However, you will never understand why and how your average order value is this amount unless you dig deeper and look to find which actual orders made this average.
This opens up a whole array of possibilities and more questions – optimizing your sales funnel, or activating promos, bundles, upsells in order to push the order value higher.
Understanding how well your nutraceuticals or supplements business is doing, as how well things are performing or under-performing is the first step towards data analysis for your nutraceuticals brand.
The next thing you need to do is start using metrics for problem-solving.
As you can only see your data on a Google Analytics dashboard, your job is getting harder, as it is your job, as a digital marketer at your nutraceuticals brand, to turn these data into something meaningful (i.e. a decision).
At Centis Digital, we use a process that allows us to hypothesize and then test (marketing is always a hypothesis and a test).
Let’s back up a little.
So to understand this process, you obtain data from your Google Analytics dashboard, where the stage of the funnel you want to analyse.
You then see the data and compare them with your metrics.

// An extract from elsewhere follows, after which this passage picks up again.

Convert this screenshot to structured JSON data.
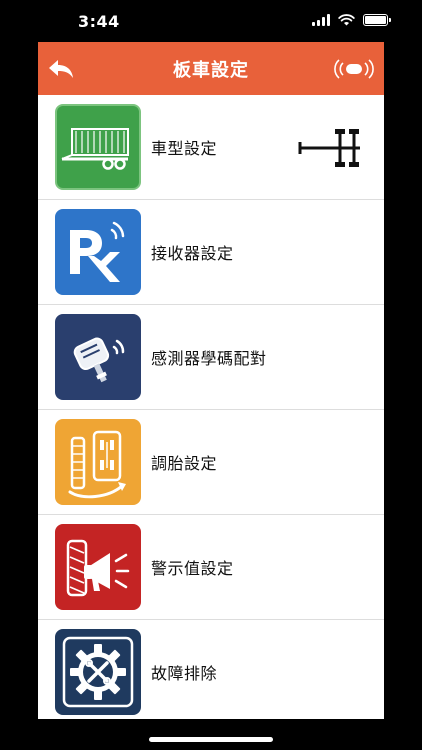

Are they good? Have they surpassed our expectations or did they let us down? Ask questions to get to the truth. When you ask questions you hypothesize, in terms like “If we want bigger orders at ur supplements website, will adding THIS supplement or THAT bundle of vitamins at the order page, increase the orders?”
So you make hypotheses about what might happen if you could impact any of those numbers. Then you test.
The days of guessing are over. You no longer make decisions based on what you FEEL or you THINK it might work, but about what the data is telling you.
Getting to the truth is understanding enough about what’s happening, order to ask the right questions, one at a time. When you don’t know what you should be asking, your metrics will make you ask questions that lead to the truth.
Here is a step by step process:
Step 1. Review Your Key Metrics. Start by focusing on the areas that are underperforming or over performing. Usually, the average order value, bounce rate or time on site are where we focus on. These metrics will definitely create a series of questions like:
Step 2. Hypothesize About Why This Is Happening. Try to make predictions. If need it to be, place bets with your team (we do this as part of international team fun and keep everyone engaged). For example, we hypothesized for a client that sells a range of beauty supplements and we made three guesses:
Several times more than many, there isn’t just a single reason for the problem you’re seeing. Many factors may play a role to whatever this is what you are trying to understand. Hypothesizing more than once will lead you to better assumptions, thus better questions thus the results you need.
Step 3. Use Deep Metrics to Test These Hypotheses. At this step, you will need more detailed data to figure out what’s causing the problem you’re trying to understand.
You don’t normally dig that deep for this kind of data, but you know it there for your research and analysis.
To answer the question above, a cohort analysis maybe what we were looking for. We organized different cohorts on how we could group the customers that purchased either via the €1 trial or the free product, and we included cancellation date, what they paid in their lifespan, how long they were active, and more.
We came to the conclusion that people paying the €1 trial were valuing their purchases better, than those who didn’t pay at all.
When you evaluate data, you must take into consideration all the above factors, digging deep into what not showing at the first glance. If you don’t, you’re probably going to assume and hypothesize based on false data, and your conclusion won’t be valid.
What does history tell you to expect? Check data from different months, weeks or days (and years) – only this way you can understand trends and typical behaviour among your nutraceuticals customers.
What were the changes outside your control which influencers your metrics? Did technology changed (i.e. a change in Google’s algorithm that caused a drop in rankings)?
Think through the changes you’ve made internally that might have affected your numbers and then hypothesize, and make decisions.